Palace in La Quinta de Sierra Blanca

12,800,000 €

Description

The combination of several factors over time makes it difficult to find a unique model of traditional Andalusian architecture, unless its diversity is considered as this distinctive feature, in fact the various authors, not very abundant by the way, who approach the study Or description of the Andalusian popular architecture affirm the impossibility of defining a type of house Andalusian.

However, within the topical images on Andalusia, there seems to be an archetype of an architecture defined by a few, with its constant features: the obsessive use of lime, the contrast of its whiteness with the reddish color of the Arab tiles of the Decks, patios, tiles and flowers as ornamental complements.

The patios, the diversity and importance of the bars as a system of closing the windows, the predominance of the gable roof with the curved tile, with the conditions and exceptions, given the long historical process that conforms the Andalusian culture proper, together With the breadth of its territory, make its architecture diversify depending on the location, cortijos, etc. etc. Not so with one of the components that is considered by typical Andalusian antonomasia: the patio.

The stereotyped image of the courtyard as an articulating space of the building is a referent in a good part of the works that try to define the Andalusian architecture. However, this statement, which would be valid for the housing of the Andalusian high bourgeoisie, becomes more questionable as it descends on the social scale and, of course, is highly improbable in the homes of smallholders and especially the population Day laborer who constitutes the great majority of the Andalusian population until the sixties of last century XX.

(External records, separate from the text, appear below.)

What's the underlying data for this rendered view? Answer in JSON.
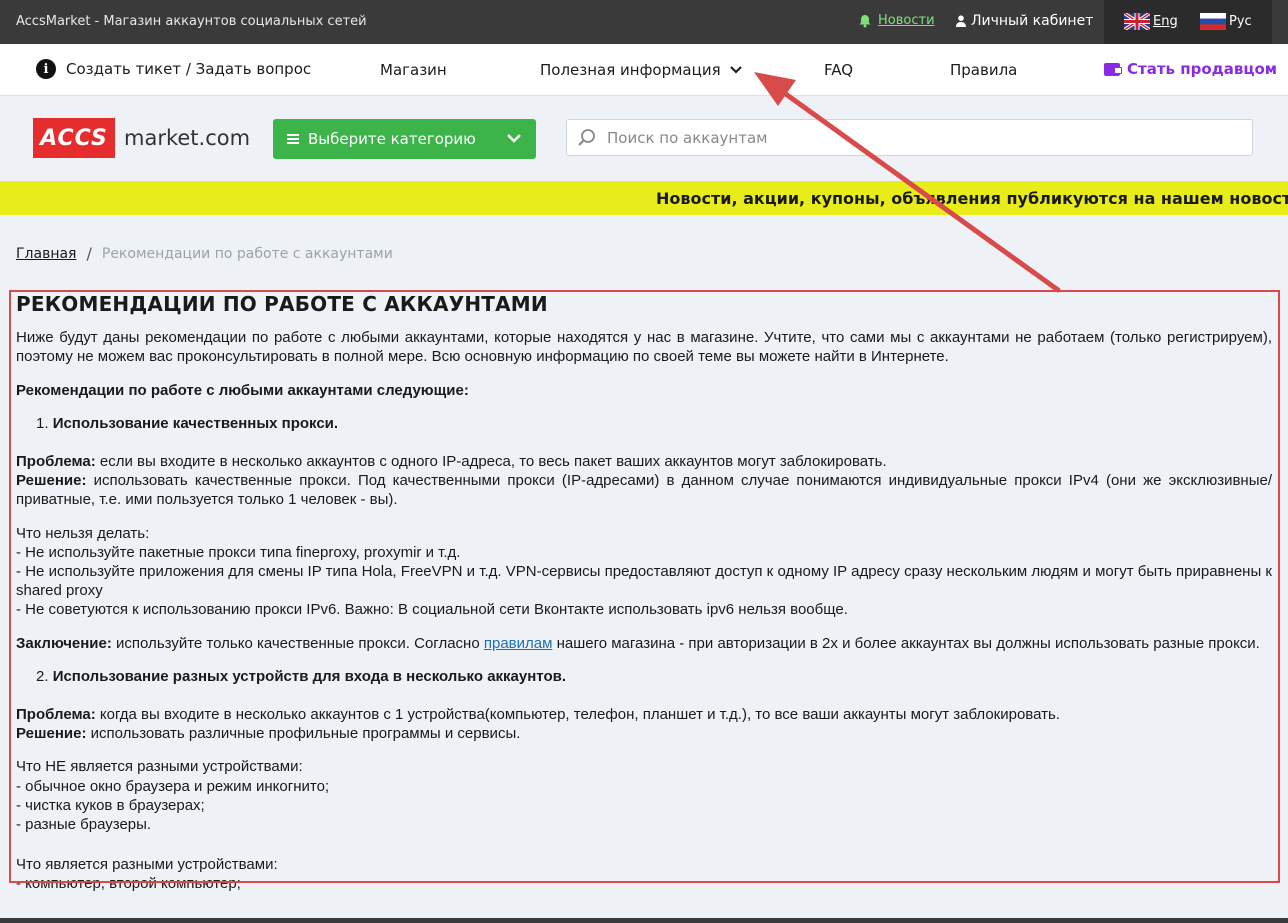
{
  "topbar": {
    "site_title": "AccsMarket - Магазин аккаунтов социальных сетей",
    "news_label": "Новости",
    "cabinet_label": "Личный кабинет",
    "lang_eng": "Eng",
    "lang_rus": "Рус"
  },
  "nav": {
    "ticket_label": "Создать тикет / Задать вопрос",
    "shop_label": "Магазин",
    "info_label": "Полезная информация",
    "faq_label": "FAQ",
    "rules_label": "Правила",
    "seller_label": "Стать продавцом"
  },
  "header": {
    "logo_box": "ACCS",
    "logo_text": "market.com",
    "category_label": "Выберите категорию",
    "search_placeholder": "Поиск по аккаунтам"
  },
  "ticker": {
    "text": "Новости, акции, купоны, объявления публикуются на нашем новостном канале"
  },
  "breadcrumb": {
    "home": "Главная",
    "separator": "/",
    "current": "Рекомендации по работе с аккаунтами"
  },
  "article": {
    "title": "РЕКОМЕНДАЦИИ ПО РАБОТЕ С АККАУНТАМИ",
    "intro": "Ниже будут даны рекомендации по работе с любыми аккаунтами, которые находятся у нас в магазине. Учтите, что сами мы с аккаунтами не работаем (только регистрируем), поэтому не можем вас проконсультировать в полной мере. Всю основную информацию по своей теме вы можете найти в Интернете.",
    "subtitle": "Рекомендации по работе с любыми аккаунтами следующие:",
    "item1_num": "1.",
    "item1": "Использование качественных прокси.",
    "problem_label": "Проблема:",
    "problem1": "если вы входите в несколько аккаунтов с одного IP-адреса, то весь пакет ваших аккаунтов могут заблокировать.",
    "solution_label": "Решение:",
    "solution1": "использовать качественные прокси. Под качественными прокси (IP-адресами) в данном случае понимаются индивидуальные прокси IPv4 (они же эксклюзивные/приватные, т.е. ими пользуется только 1 человек - вы).",
    "dont_title": "Что нельзя делать:",
    "dont1": "- Не используйте пакетные прокси типа fineproxy, proxymir и т.д.",
    "dont2": "- Не используйте приложения для смены IP типа Hola, FreeVPN и т.д. VPN-сервисы предоставляют доступ к одному IP адресу сразу нескольким людям и могут быть приравнены к shared proxy",
    "dont3": "- Не советуются к использованию прокси IPv6. Важно: В социальной сети Вконтакте использовать ipv6 нельзя вообще.",
    "conclusion_label": "Заключение:",
    "conclusion_a": "используйте только качественные прокси. Согласно",
    "conclusion_link": "правилам",
    "conclusion_b": "нашего магазина - при авторизации в 2х и более аккаунтах вы должны использовать разные прокси.",
    "item2_num": "2.",
    "item2": "Использование разных устройств для входа в несколько аккаунтов.",
    "problem2": "когда вы входите в несколько аккаунтов с 1 устройства(компьютер, телефон, планшет и т.д.), то все ваши аккаунты могут заблокировать.",
    "solution2": "использовать различные профильные программы и сервисы.",
    "notdiff_title": "Что НЕ является разными устройствами:",
    "notdiff1": "- обычное окно браузера и режим инкогнито;",
    "notdiff2": "- чистка куков в браузерах;",
    "notdiff3": "- разные браузеры.",
    "diff_title": "Что является разными устройствами:",
    "diff1": "- компьютер, второй компьютер;"
  },
  "colors": {
    "accent_green": "#3cb44a",
    "logo_red": "#e52d2d",
    "ticker_yellow": "#e8ec1a",
    "seller_purple": "#8a2be2",
    "annotation_red": "#d94a4a"
  }
}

The distribution of dependencies, according to the most traditional image, would be made from a courtyard around which all the rooms of the house revolve through a corridor, leaving the hall or hall as a space that would serve as a meeting between the street and home. However this scheme is not so simple. The closed zaguanes of ceilings, doors and baseboards in the big houses will be progressively limited to the closing “with doors” or bars.

Plaster wood, tiles, wrought iron, marble and natural stone are basic and important materials that leave their seal in the construction of the house that this book collects. But the fundamental element is the first and most exploited resource of Mudejar art: the clay brick or rustic brick.

A material like the modest red road dust is going to be converted through a signature, volume and firing into a noble material. These kneaded particles are transformed into mud that in turn will become a rough brick, with a silhouette that seems to have little grace and a strong touch. It is definitely a “rustic brick” and that name defines it fully, however the man’s hands will transform it adapting it to different shapes and can define this building that we present here as “craftsmanship in construction”.

The mixture of Roman, Gothic, Mudejar harmony and baroque movement has represented a real innovation in Andalusian craftsmanship and construction in recent years. The union of these styles that took place in the south of Spain throughout history, has made it possible to build houses signed and cataloged as what they are, authentic works of art that will last in time, without forgetting the incorporation of The latest technical advances in its construction, although they retain their essential elements that distinguish them from other houses.

Detail

  • Bedrooms: 6
  • Bathrooms: 8
  • Property ID: La Quinta de Sierra Blanca 1
  • Price: 12,800,000 €
  • Bedrooms: 6
  • Bathrooms: 8
  • Toilet: 1
  • Plots: 3807 m2
  • Built: 1622 m2